Kate Meurs, Natashia Olby and Julia Condit
are co-authors on the study, which located a variant in the QIL1 gene associated with familial cardiac arrhythmias in a Rhodesian ridgeback.

The research, published in Genes, provides a model to study the development and progression of the disease, as well as the impact of medical management on mitochondrial dysfunction.

Read the study here.

 

Body Temperature in Galapagos Land Iguanas

A non-invasive method has been proven useful for approximating body temperature in Galapagos land iguanas, important data for monitoring the health of the vulnerable animal and other similar-sized lizard species.

The study, co-authored by Greg Lewbart, is one of the few to evaluate the use of infrared temperature guns to measure body temperatures of reptiles. The infrared procedure quickly tests three areas of the animal’s body. The procedure was useful for approximating body temperature for the 52 land iguanas in the study.

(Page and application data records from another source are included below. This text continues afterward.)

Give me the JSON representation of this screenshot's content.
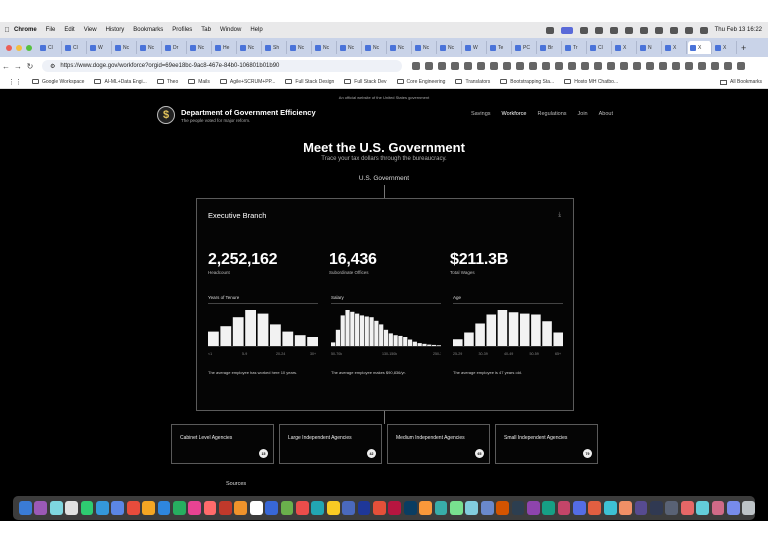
{
  "menubar": {
    "app": "Chrome",
    "items": [
      "File",
      "Edit",
      "View",
      "History",
      "Bookmarks",
      "Profiles",
      "Tab",
      "Window",
      "Help"
    ],
    "clock": "Thu Feb 13  16:22"
  },
  "browser": {
    "tab_labels": [
      "Cl",
      "Cl",
      "W",
      "Nc",
      "Nc",
      "Dr",
      "Nc",
      "He",
      "Nc",
      "Sh",
      "Nc",
      "Nc",
      "Nc",
      "Nc",
      "Nc",
      "Nc",
      "Nc",
      "W",
      "Te",
      "PC",
      "Br",
      "Tr",
      "Cl",
      "X",
      "N",
      "X",
      "X",
      "X"
    ],
    "url": "https://www.doge.gov/workforce?orgid=69ee18bc-9ac8-467e-84b0-106801b01b90",
    "bookmarks": [
      "Google Workspace",
      "AI-ML+Data Engi...",
      "Theo",
      "Mails",
      "Agile+SCRUM+PP...",
      "Full Stack Design",
      "Full Stack Dev",
      "Core Engineering",
      "Translators",
      "Bootstrapping Sta...",
      "Hosto MH Chatbo..."
    ],
    "all_bookmarks": "All Bookmarks"
  },
  "site": {
    "gov_banner": "An official website of the United States government",
    "name": "Department of Government Efficiency",
    "tagline": "The people voted for major reform.",
    "nav": [
      "Savings",
      "Workforce",
      "Regulations",
      "Join",
      "About"
    ],
    "title": "Meet the U.S. Government",
    "subtitle": "Trace your tax dollars through the bureaucracy.",
    "root_label": "U.S. Government"
  },
  "executive": {
    "title": "Executive Branch",
    "stats": [
      {
        "value": "2,252,162",
        "label": "Headcount"
      },
      {
        "value": "16,436",
        "label": "Subordinate Offices"
      },
      {
        "value": "$211.3B",
        "label": "Total Wages"
      }
    ],
    "charts": [
      {
        "title": "Years of Tenure",
        "ticks": [
          "<1",
          "5-9",
          "20-24",
          "30+"
        ],
        "caption": "The average employee has worked here 10 years."
      },
      {
        "title": "Salary",
        "ticks": [
          "50-70k",
          "130-150k",
          "250-300k"
        ],
        "caption": "The average employee makes $90,836/yr."
      },
      {
        "title": "Age",
        "ticks": [
          "25-29",
          "30-39",
          "40-49",
          "50-59",
          "65+"
        ],
        "caption": "The average employee is 47 years old."
      }
    ]
  },
  "chart_data": [
    {
      "type": "bar",
      "title": "Years of Tenure",
      "categories": [
        "<1",
        "1-2",
        "3-4",
        "5-9",
        "10-14",
        "15-19",
        "20-24",
        "25-29",
        "30+"
      ],
      "values": [
        40,
        55,
        80,
        100,
        90,
        60,
        40,
        30,
        25
      ]
    },
    {
      "type": "bar",
      "title": "Salary",
      "categories": [
        "<30k",
        "",
        "50-70k",
        "",
        "",
        "",
        "",
        "",
        "",
        "",
        "130-150k",
        "",
        "",
        "",
        "",
        "",
        "",
        "",
        "",
        "",
        "",
        "250-300k",
        ""
      ],
      "values": [
        10,
        45,
        85,
        100,
        95,
        90,
        85,
        82,
        80,
        70,
        60,
        45,
        35,
        30,
        28,
        25,
        18,
        12,
        8,
        6,
        4,
        3,
        2
      ]
    },
    {
      "type": "bar",
      "title": "Age",
      "categories": [
        "<25",
        "25-29",
        "30-34",
        "35-39",
        "40-44",
        "45-49",
        "50-54",
        "55-59",
        "60-64",
        "65+"
      ],
      "values": [
        15,
        30,
        50,
        70,
        80,
        75,
        72,
        70,
        55,
        30
      ]
    }
  ],
  "agencies": [
    {
      "name": "Cabinet Level Agencies",
      "count": "15"
    },
    {
      "name": "Large Independent Agencies",
      "count": "42"
    },
    {
      "name": "Medium Independent Agencies",
      "count": "65"
    },
    {
      "name": "Small Independent Agencies",
      "count": "79"
    }
  ],
  "sources": {
    "title": "Sources"
  }
}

Since cardiovascular, respiratory and metabolic systems of reptiles are affected by temperature, accurate measurements are of great importance in both captive husbandry and research, according to the study published in PeerJ.

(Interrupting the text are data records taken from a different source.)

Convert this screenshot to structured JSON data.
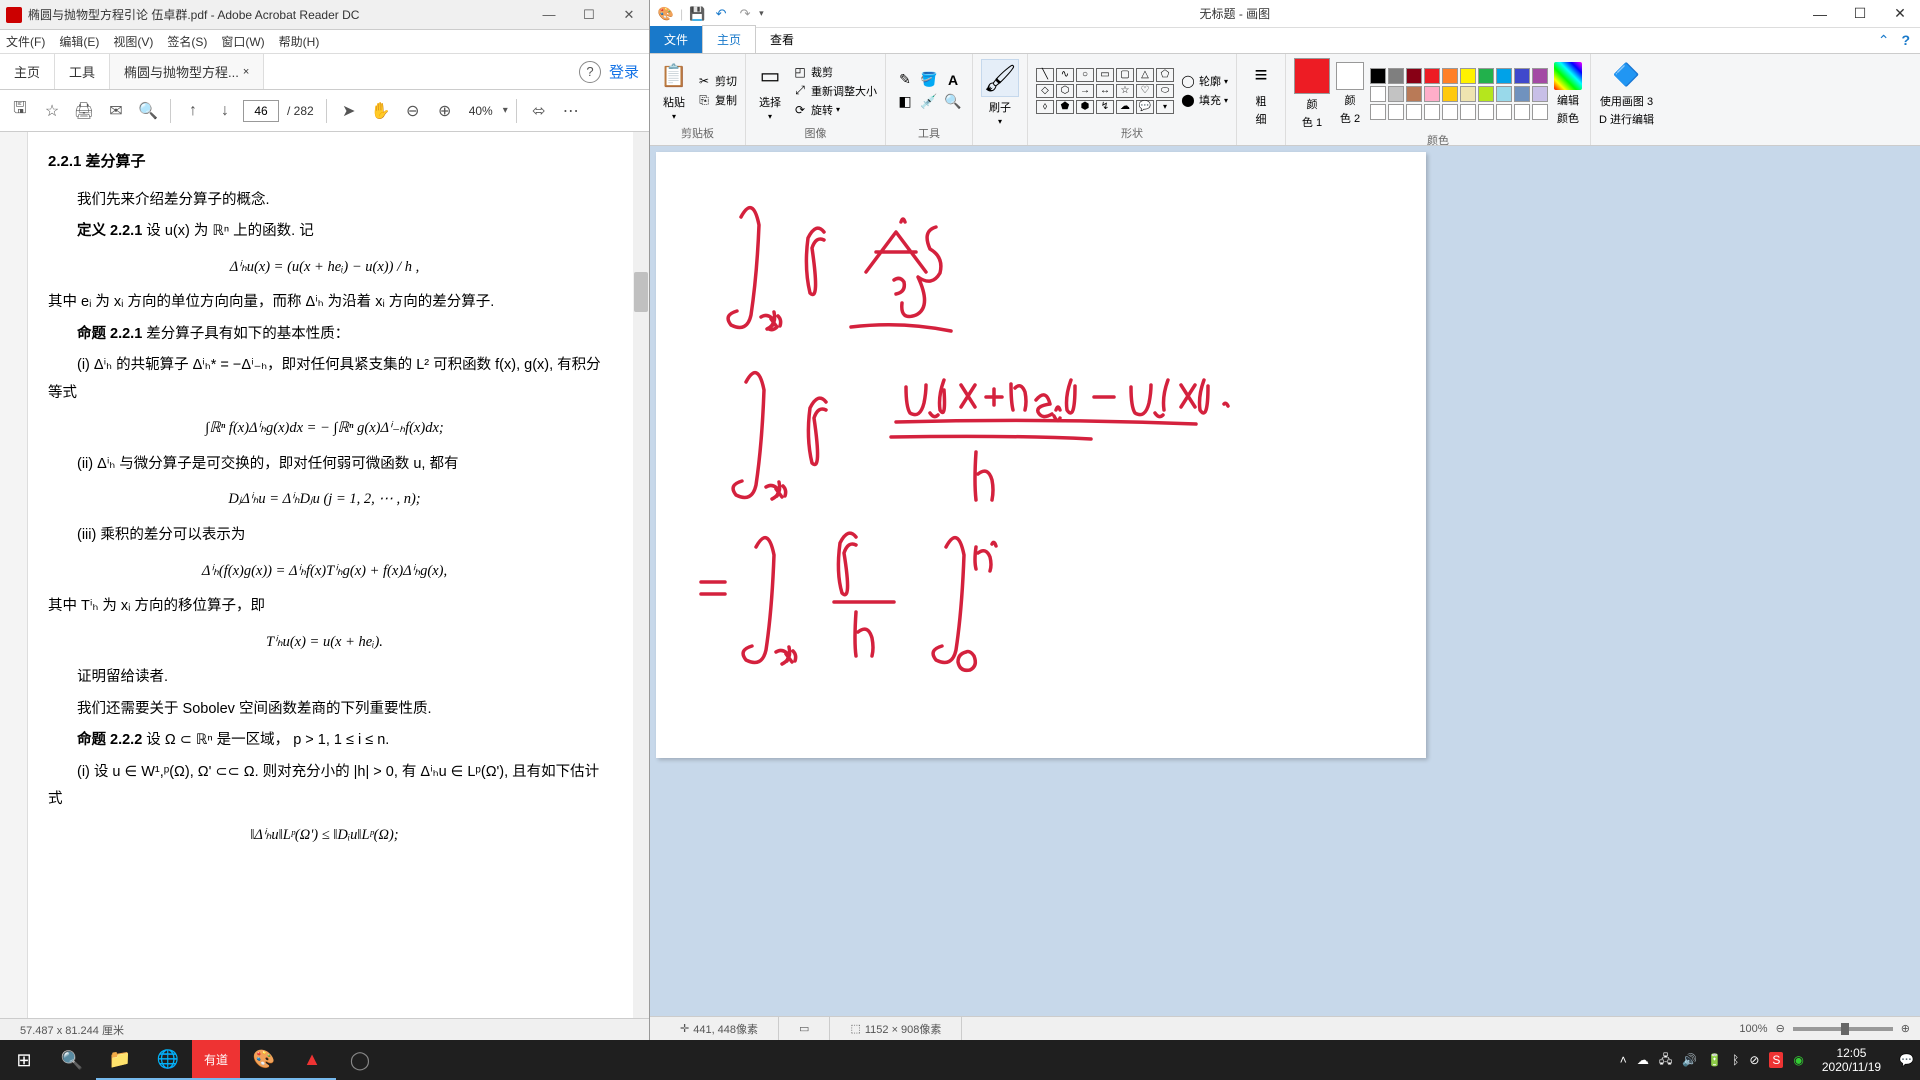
{
  "acrobat": {
    "title": "椭圆与抛物型方程引论 伍卓群.pdf - Adobe Acrobat Reader DC",
    "tab_doc": "椭圆与抛物型方程...",
    "menu": {
      "file": "文件(F)",
      "edit": "编辑(E)",
      "view": "视图(V)",
      "sign": "签名(S)",
      "window": "窗口(W)",
      "help": "帮助(H)"
    },
    "tabs": {
      "home": "主页",
      "tools": "工具",
      "login": "登录"
    },
    "toolbar": {
      "page_current": "46",
      "page_total": "/ 282",
      "zoom": "40%"
    },
    "status": {
      "coords": "57.487 x 81.244 厘米"
    },
    "content": {
      "h1": "2.2.1  差分算子",
      "p1": "我们先来介绍差分算子的概念.",
      "p2_a": "定义 2.2.1",
      "p2_b": "   设 u(x) 为 ℝⁿ 上的函数.  记",
      "eq1": "Δⁱₕu(x) = (u(x + heᵢ) − u(x)) / h ,",
      "p3": "其中 eᵢ 为 xᵢ 方向的单位方向向量，而称 Δⁱₕ 为沿着 xᵢ 方向的差分算子.",
      "p4_a": "命题 2.2.1",
      "p4_b": "   差分算子具有如下的基本性质：",
      "p5": "(i) Δⁱₕ 的共轭算子 Δⁱₕ* = −Δⁱ₋ₕ，即对任何具紧支集的 L² 可积函数 f(x), g(x), 有积分等式",
      "eq2": "∫ℝⁿ f(x)Δⁱₕg(x)dx = − ∫ℝⁿ g(x)Δⁱ₋ₕf(x)dx;",
      "p6": "(ii) Δⁱₕ 与微分算子是可交换的，即对任何弱可微函数 u, 都有",
      "eq3": "DⱼΔⁱₕu = ΔⁱₕDⱼu   (j = 1, 2, ⋯ , n);",
      "p7": "(iii) 乘积的差分可以表示为",
      "eq4": "Δⁱₕ(f(x)g(x)) = Δⁱₕf(x)Tⁱₕg(x) + f(x)Δⁱₕg(x),",
      "p8": "其中 Tⁱₕ 为 xᵢ 方向的移位算子，即",
      "eq5": "Tⁱₕu(x) = u(x + heᵢ).",
      "p9": "证明留给读者.",
      "p10": "我们还需要关于 Sobolev 空间函数差商的下列重要性质.",
      "p11_a": "命题 2.2.2",
      "p11_b": "   设 Ω ⊂ ℝⁿ 是一区域， p > 1, 1 ≤ i ≤ n.",
      "p12": "(i) 设 u ∈ W¹,ᵖ(Ω), Ω' ⊂⊂ Ω.  则对充分小的 |h| > 0, 有 Δⁱₕu ∈ Lᵖ(Ω'),  且有如下估计式",
      "eq6": "‖Δⁱₕu‖Lᵖ(Ω') ≤ ‖Dᵢu‖Lᵖ(Ω);"
    }
  },
  "paint": {
    "title": "无标题 - 画图",
    "tabs": {
      "file": "文件",
      "home": "主页",
      "view": "查看"
    },
    "ribbon": {
      "clipboard": {
        "paste": "粘贴",
        "cut": "剪切",
        "copy": "复制",
        "label": "剪贴板"
      },
      "image": {
        "select": "选择",
        "crop": "裁剪",
        "resize": "重新调整大小",
        "rotate": "旋转",
        "label": "图像"
      },
      "tools_label": "工具",
      "brush": "刷子",
      "shapes": {
        "outline": "轮廓",
        "fill": "填充",
        "label": "形状"
      },
      "stroke": {
        "label1": "粗",
        "label2": "细"
      },
      "color1": {
        "l1": "颜",
        "l2": "色 1"
      },
      "color2": {
        "l1": "颜",
        "l2": "色 2"
      },
      "colors_label": "颜色",
      "edit_colors": {
        "l1": "编辑",
        "l2": "颜色"
      },
      "paint3d": {
        "l1": "使用画图 3",
        "l2": "D 进行编辑"
      }
    },
    "status": {
      "pos": "441, 448像素",
      "size": "1152 × 908像素",
      "zoom": "100%"
    },
    "palette_hex": [
      "#000000",
      "#7f7f7f",
      "#880015",
      "#ed1c24",
      "#ff7f27",
      "#fff200",
      "#22b14c",
      "#00a2e8",
      "#3f48cc",
      "#a349a4",
      "#ffffff",
      "#c3c3c3",
      "#b97a57",
      "#ffaec9",
      "#ffc90e",
      "#efe4b0",
      "#b5e61d",
      "#99d9ea",
      "#7092be",
      "#c8bfe7",
      "#ffffff",
      "#ffffff",
      "#ffffff",
      "#ffffff",
      "#ffffff",
      "#ffffff",
      "#ffffff",
      "#ffffff",
      "#ffffff",
      "#ffffff"
    ],
    "selected_color1": "#ed1c24",
    "selected_color2": "#ffffff"
  },
  "taskbar": {
    "time": "12:05",
    "date": "2020/11/19"
  }
}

Read the study here.

 

Spectral Domain Optical Coherence Tomography

Handheld spectral domain optical coherence tomography, or SD-OCT, is feasible to use for equine corneal disease imaging and may help determine the depth and extent of corneal lesions, according to new research.

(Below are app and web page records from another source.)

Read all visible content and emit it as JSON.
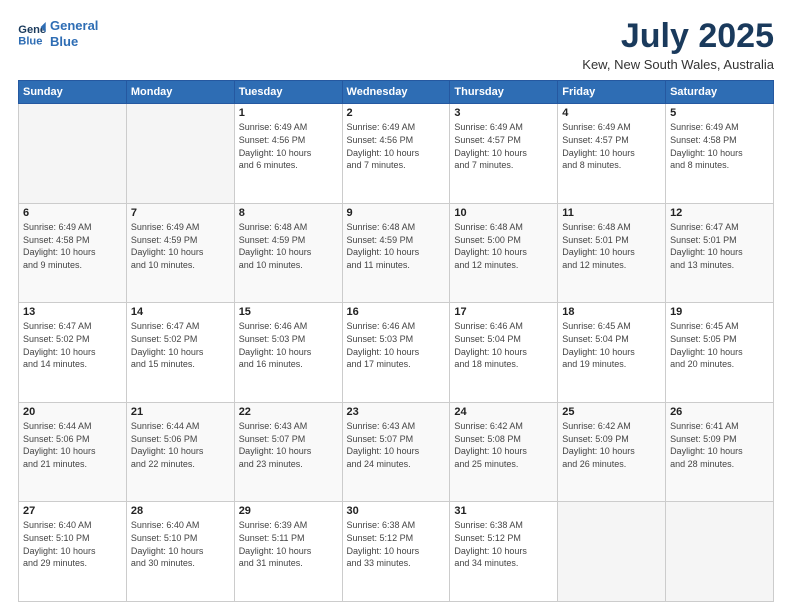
{
  "logo": {
    "line1": "General",
    "line2": "Blue"
  },
  "title": "July 2025",
  "subtitle": "Kew, New South Wales, Australia",
  "days_header": [
    "Sunday",
    "Monday",
    "Tuesday",
    "Wednesday",
    "Thursday",
    "Friday",
    "Saturday"
  ],
  "weeks": [
    [
      {
        "day": "",
        "info": ""
      },
      {
        "day": "",
        "info": ""
      },
      {
        "day": "1",
        "info": "Sunrise: 6:49 AM\nSunset: 4:56 PM\nDaylight: 10 hours\nand 6 minutes."
      },
      {
        "day": "2",
        "info": "Sunrise: 6:49 AM\nSunset: 4:56 PM\nDaylight: 10 hours\nand 7 minutes."
      },
      {
        "day": "3",
        "info": "Sunrise: 6:49 AM\nSunset: 4:57 PM\nDaylight: 10 hours\nand 7 minutes."
      },
      {
        "day": "4",
        "info": "Sunrise: 6:49 AM\nSunset: 4:57 PM\nDaylight: 10 hours\nand 8 minutes."
      },
      {
        "day": "5",
        "info": "Sunrise: 6:49 AM\nSunset: 4:58 PM\nDaylight: 10 hours\nand 8 minutes."
      }
    ],
    [
      {
        "day": "6",
        "info": "Sunrise: 6:49 AM\nSunset: 4:58 PM\nDaylight: 10 hours\nand 9 minutes."
      },
      {
        "day": "7",
        "info": "Sunrise: 6:49 AM\nSunset: 4:59 PM\nDaylight: 10 hours\nand 10 minutes."
      },
      {
        "day": "8",
        "info": "Sunrise: 6:48 AM\nSunset: 4:59 PM\nDaylight: 10 hours\nand 10 minutes."
      },
      {
        "day": "9",
        "info": "Sunrise: 6:48 AM\nSunset: 4:59 PM\nDaylight: 10 hours\nand 11 minutes."
      },
      {
        "day": "10",
        "info": "Sunrise: 6:48 AM\nSunset: 5:00 PM\nDaylight: 10 hours\nand 12 minutes."
      },
      {
        "day": "11",
        "info": "Sunrise: 6:48 AM\nSunset: 5:01 PM\nDaylight: 10 hours\nand 12 minutes."
      },
      {
        "day": "12",
        "info": "Sunrise: 6:47 AM\nSunset: 5:01 PM\nDaylight: 10 hours\nand 13 minutes."
      }
    ],
    [
      {
        "day": "13",
        "info": "Sunrise: 6:47 AM\nSunset: 5:02 PM\nDaylight: 10 hours\nand 14 minutes."
      },
      {
        "day": "14",
        "info": "Sunrise: 6:47 AM\nSunset: 5:02 PM\nDaylight: 10 hours\nand 15 minutes."
      },
      {
        "day": "15",
        "info": "Sunrise: 6:46 AM\nSunset: 5:03 PM\nDaylight: 10 hours\nand 16 minutes."
      },
      {
        "day": "16",
        "info": "Sunrise: 6:46 AM\nSunset: 5:03 PM\nDaylight: 10 hours\nand 17 minutes."
      },
      {
        "day": "17",
        "info": "Sunrise: 6:46 AM\nSunset: 5:04 PM\nDaylight: 10 hours\nand 18 minutes."
      },
      {
        "day": "18",
        "info": "Sunrise: 6:45 AM\nSunset: 5:04 PM\nDaylight: 10 hours\nand 19 minutes."
      },
      {
        "day": "19",
        "info": "Sunrise: 6:45 AM\nSunset: 5:05 PM\nDaylight: 10 hours\nand 20 minutes."
      }
    ],
    [
      {
        "day": "20",
        "info": "Sunrise: 6:44 AM\nSunset: 5:06 PM\nDaylight: 10 hours\nand 21 minutes."
      },
      {
        "day": "21",
        "info": "Sunrise: 6:44 AM\nSunset: 5:06 PM\nDaylight: 10 hours\nand 22 minutes."
      },
      {
        "day": "22",
        "info": "Sunrise: 6:43 AM\nSunset: 5:07 PM\nDaylight: 10 hours\nand 23 minutes."
      },
      {
        "day": "23",
        "info": "Sunrise: 6:43 AM\nSunset: 5:07 PM\nDaylight: 10 hours\nand 24 minutes."
      },
      {
        "day": "24",
        "info": "Sunrise: 6:42 AM\nSunset: 5:08 PM\nDaylight: 10 hours\nand 25 minutes."
      },
      {
        "day": "25",
        "info": "Sunrise: 6:42 AM\nSunset: 5:09 PM\nDaylight: 10 hours\nand 26 minutes."
      },
      {
        "day": "26",
        "info": "Sunrise: 6:41 AM\nSunset: 5:09 PM\nDaylight: 10 hours\nand 28 minutes."
      }
    ],
    [
      {
        "day": "27",
        "info": "Sunrise: 6:40 AM\nSunset: 5:10 PM\nDaylight: 10 hours\nand 29 minutes."
      },
      {
        "day": "28",
        "info": "Sunrise: 6:40 AM\nSunset: 5:10 PM\nDaylight: 10 hours\nand 30 minutes."
      },
      {
        "day": "29",
        "info": "Sunrise: 6:39 AM\nSunset: 5:11 PM\nDaylight: 10 hours\nand 31 minutes."
      },
      {
        "day": "30",
        "info": "Sunrise: 6:38 AM\nSunset: 5:12 PM\nDaylight: 10 hours\nand 33 minutes."
      },
      {
        "day": "31",
        "info": "Sunrise: 6:38 AM\nSunset: 5:12 PM\nDaylight: 10 hours\nand 34 minutes."
      },
      {
        "day": "",
        "info": ""
      },
      {
        "day": "",
        "info": ""
      }
    ]
  ]
}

The study, co-authored by Brian Gilger, Erin Barr and Allison Blanchard, used SD-OCT on 14 horses between 2013 and 2018. In horses with corneal ulcers, stromal abscesses and immune-mediated keratitis, SD-OCT helped determine the location of the disease in the cornea and if there was a disruption of Descemet’s membrane within the cornea.

In horses with neoplasia, SD-OCT helped determine whether the cornea has neoplastic invasion from anterior chamber masses.

Corneal diseases are the most common ocular diseases in horses, and it remains challenging in some cases to render an accurate diagnosis and determine the extent of the disease. Veterinary Ophthalmology published the study.

Read the study here.

 

Doxorubicin Infusion

Doxorubicin infusion duration did not influence the cardiotoxicity incidence, according to new research on the chemotherapy drug.

In the study of dogs who received Doxorubicin, or DOX, between 2006 to 2015, about 4 percent developed clinical cardiotoxicity.

A higher cumulative DOX dose, along with higher body weight, decreases in fractional shortening after five DOX doses and development of ventricular premature contractions were significantly associated with clinical cardiotoxicity.

The study, with co-authors including Steven Suter and Paul Hess and published in the Journal of Veterinary Internal Medicine, noted that boxers and other breeds at high risk for dilated cardiomyopathy may be at an increased risk for cardiotoxicity.

Read the study here.